TO DO: Go through the lines below one by one and count those holding the string "JSON". Give the count alone.

TASK INPUT:
____

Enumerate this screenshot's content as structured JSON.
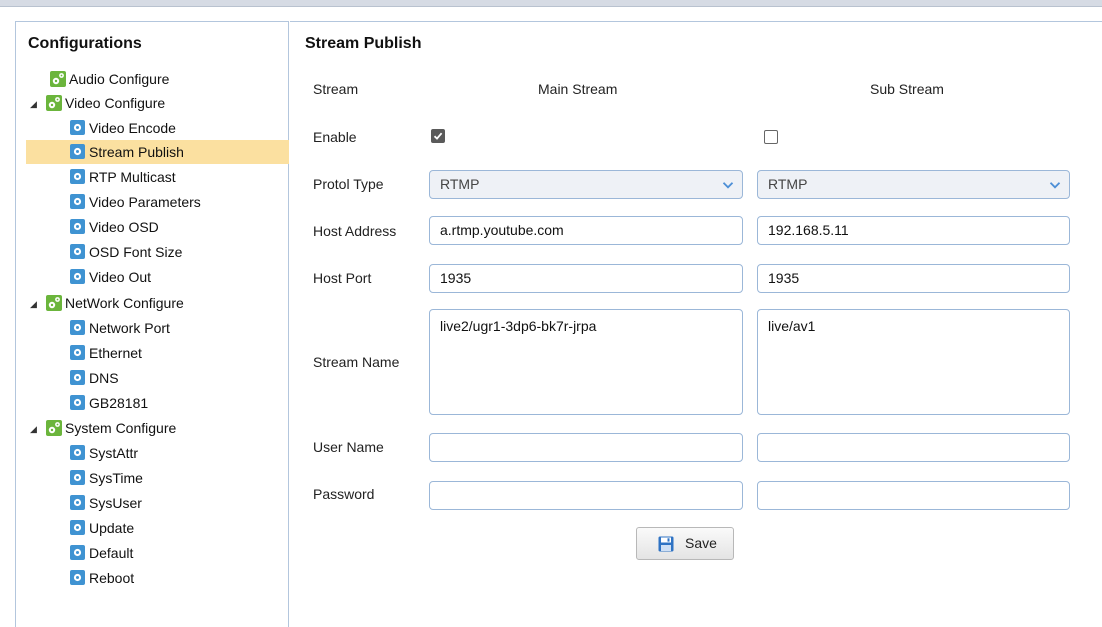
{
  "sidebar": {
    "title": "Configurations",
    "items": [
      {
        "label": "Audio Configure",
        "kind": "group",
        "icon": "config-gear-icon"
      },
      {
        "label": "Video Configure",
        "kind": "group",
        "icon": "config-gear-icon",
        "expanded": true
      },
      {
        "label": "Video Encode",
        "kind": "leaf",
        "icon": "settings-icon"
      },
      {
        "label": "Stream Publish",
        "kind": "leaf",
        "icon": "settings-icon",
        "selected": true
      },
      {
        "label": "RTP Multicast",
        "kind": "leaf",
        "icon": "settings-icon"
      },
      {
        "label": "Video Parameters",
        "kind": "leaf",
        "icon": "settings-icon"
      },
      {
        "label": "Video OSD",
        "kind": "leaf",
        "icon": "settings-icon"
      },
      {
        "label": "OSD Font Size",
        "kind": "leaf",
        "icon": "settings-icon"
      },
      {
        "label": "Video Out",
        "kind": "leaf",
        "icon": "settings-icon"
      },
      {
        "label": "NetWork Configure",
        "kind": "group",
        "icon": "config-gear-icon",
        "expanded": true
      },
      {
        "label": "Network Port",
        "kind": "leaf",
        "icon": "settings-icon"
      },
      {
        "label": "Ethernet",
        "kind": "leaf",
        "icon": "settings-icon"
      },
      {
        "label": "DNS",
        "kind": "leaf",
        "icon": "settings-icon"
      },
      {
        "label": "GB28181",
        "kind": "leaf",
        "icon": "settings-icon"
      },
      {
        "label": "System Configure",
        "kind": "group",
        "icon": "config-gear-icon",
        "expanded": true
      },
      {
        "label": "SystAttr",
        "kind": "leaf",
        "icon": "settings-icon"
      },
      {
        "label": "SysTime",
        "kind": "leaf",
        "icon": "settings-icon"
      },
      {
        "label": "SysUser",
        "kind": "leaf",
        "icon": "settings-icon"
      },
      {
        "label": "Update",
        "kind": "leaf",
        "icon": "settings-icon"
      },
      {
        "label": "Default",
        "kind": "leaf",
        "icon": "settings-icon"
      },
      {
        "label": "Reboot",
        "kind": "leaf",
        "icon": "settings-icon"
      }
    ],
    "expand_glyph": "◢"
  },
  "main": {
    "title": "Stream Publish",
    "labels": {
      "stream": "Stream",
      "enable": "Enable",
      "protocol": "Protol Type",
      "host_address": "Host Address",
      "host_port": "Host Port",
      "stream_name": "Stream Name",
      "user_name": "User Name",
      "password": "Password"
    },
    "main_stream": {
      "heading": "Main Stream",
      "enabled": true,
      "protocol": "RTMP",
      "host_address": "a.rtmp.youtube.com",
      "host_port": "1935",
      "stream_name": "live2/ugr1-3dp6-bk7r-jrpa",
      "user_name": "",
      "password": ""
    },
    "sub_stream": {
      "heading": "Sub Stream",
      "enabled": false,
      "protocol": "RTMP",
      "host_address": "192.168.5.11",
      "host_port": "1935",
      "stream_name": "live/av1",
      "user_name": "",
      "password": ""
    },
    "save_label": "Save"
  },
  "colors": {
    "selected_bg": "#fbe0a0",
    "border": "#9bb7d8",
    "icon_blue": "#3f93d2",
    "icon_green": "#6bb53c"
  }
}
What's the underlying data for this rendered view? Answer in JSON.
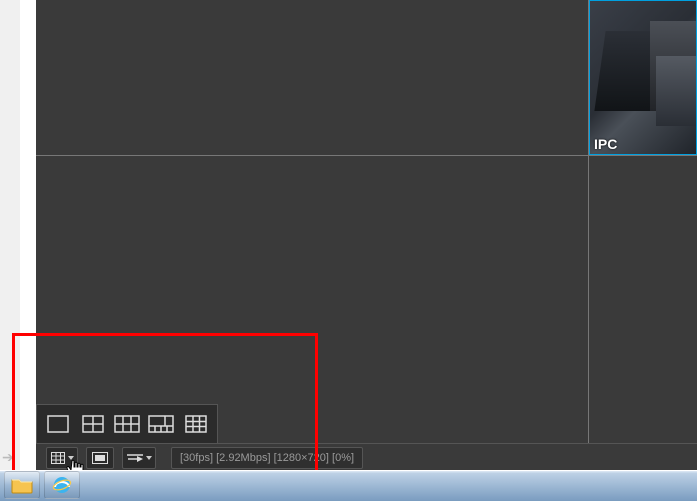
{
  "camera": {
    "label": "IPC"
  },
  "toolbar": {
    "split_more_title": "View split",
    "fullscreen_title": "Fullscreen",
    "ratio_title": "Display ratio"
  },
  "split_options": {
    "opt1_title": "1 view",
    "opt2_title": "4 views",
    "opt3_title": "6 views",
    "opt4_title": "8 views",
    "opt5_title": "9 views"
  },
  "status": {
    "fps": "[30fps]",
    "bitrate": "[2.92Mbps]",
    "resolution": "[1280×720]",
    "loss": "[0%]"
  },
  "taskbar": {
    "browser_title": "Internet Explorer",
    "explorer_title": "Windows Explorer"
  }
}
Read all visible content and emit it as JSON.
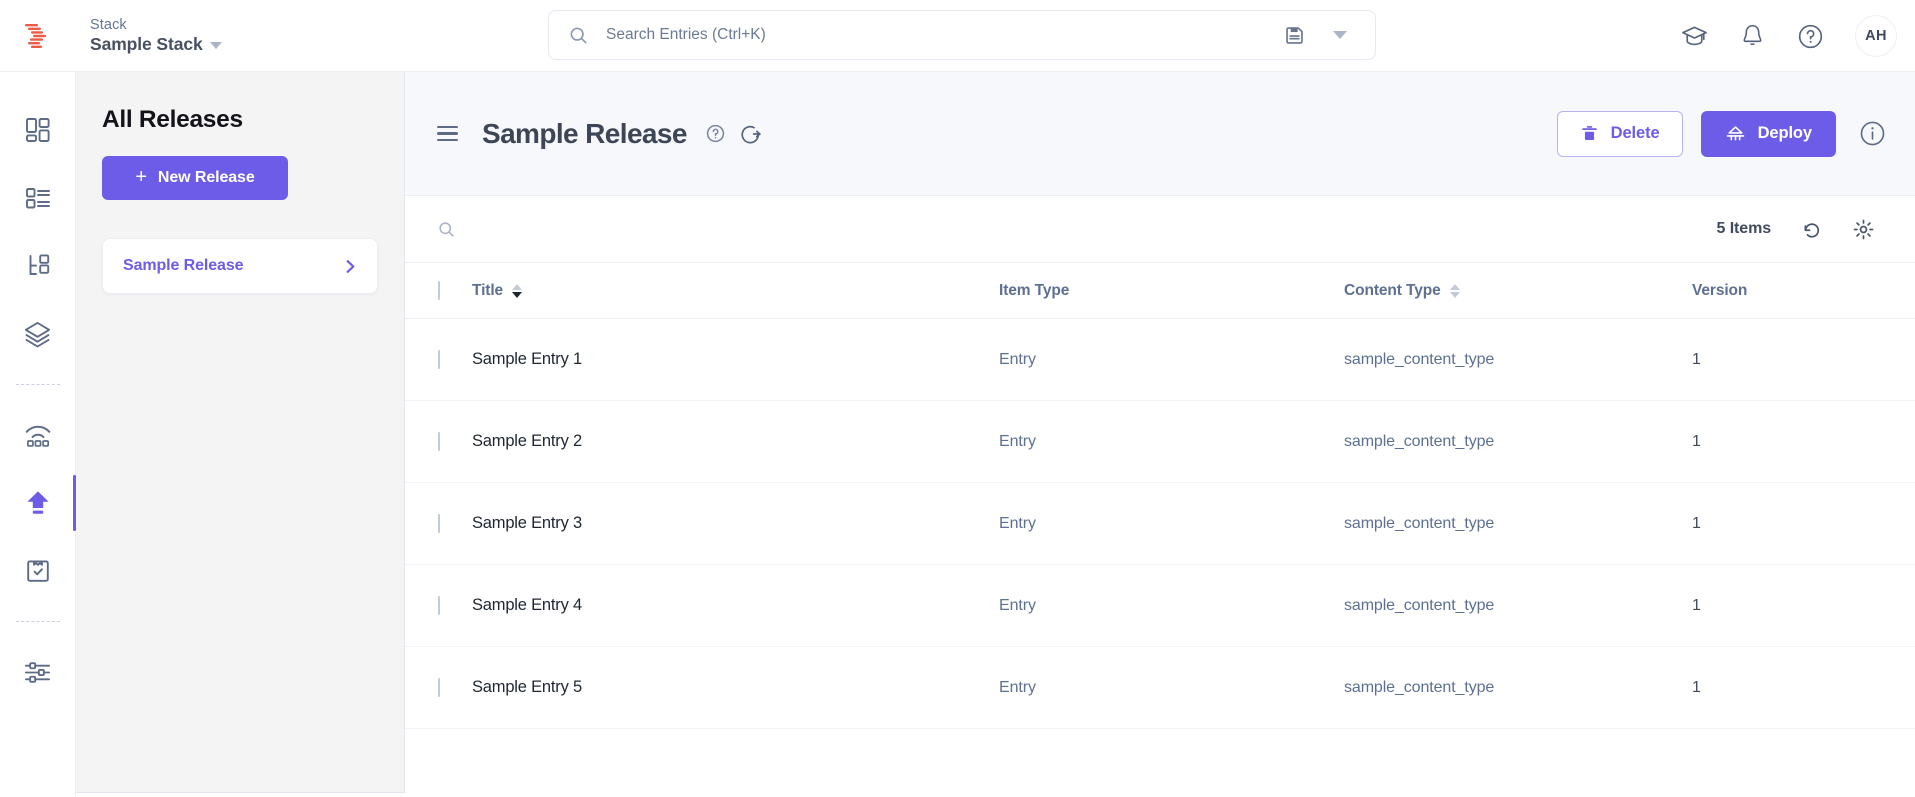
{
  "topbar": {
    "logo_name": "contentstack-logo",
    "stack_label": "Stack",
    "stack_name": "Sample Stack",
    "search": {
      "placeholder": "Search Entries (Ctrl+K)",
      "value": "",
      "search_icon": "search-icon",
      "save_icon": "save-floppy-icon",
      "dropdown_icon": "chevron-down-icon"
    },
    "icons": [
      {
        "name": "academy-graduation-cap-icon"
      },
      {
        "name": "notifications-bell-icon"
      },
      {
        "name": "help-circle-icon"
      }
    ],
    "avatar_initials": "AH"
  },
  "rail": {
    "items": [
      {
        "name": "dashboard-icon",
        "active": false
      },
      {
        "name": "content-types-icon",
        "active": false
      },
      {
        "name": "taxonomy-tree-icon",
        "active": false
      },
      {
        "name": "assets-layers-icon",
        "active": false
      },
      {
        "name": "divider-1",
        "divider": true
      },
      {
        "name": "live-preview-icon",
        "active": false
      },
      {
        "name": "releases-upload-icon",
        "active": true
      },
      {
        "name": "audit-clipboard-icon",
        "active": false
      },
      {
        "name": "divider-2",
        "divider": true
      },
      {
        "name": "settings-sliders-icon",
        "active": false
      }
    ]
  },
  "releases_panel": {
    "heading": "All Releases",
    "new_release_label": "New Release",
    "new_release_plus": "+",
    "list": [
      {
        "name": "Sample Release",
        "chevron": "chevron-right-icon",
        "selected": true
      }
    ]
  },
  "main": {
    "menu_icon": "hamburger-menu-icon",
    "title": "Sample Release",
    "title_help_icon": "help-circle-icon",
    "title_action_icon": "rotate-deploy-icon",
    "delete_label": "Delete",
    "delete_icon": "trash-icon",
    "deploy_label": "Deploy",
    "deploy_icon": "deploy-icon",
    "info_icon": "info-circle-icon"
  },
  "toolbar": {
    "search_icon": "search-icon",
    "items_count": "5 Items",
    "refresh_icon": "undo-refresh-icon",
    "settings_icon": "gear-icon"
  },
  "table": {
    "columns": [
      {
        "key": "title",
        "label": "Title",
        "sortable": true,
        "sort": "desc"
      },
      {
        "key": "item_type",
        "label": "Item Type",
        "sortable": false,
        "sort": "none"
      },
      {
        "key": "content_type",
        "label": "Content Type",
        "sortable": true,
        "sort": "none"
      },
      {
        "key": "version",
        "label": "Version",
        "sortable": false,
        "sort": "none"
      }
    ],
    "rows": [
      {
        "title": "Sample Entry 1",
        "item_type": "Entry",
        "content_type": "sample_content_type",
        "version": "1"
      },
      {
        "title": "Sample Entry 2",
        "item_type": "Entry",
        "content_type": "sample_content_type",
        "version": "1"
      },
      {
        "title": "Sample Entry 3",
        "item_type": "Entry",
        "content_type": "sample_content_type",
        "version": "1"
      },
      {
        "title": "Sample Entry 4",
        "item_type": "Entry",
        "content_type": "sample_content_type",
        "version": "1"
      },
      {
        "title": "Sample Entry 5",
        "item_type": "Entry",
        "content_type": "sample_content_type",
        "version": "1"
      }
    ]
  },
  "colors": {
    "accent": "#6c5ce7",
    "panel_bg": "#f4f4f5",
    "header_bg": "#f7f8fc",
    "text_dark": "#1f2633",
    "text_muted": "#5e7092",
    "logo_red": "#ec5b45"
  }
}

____

SOLUTION: 3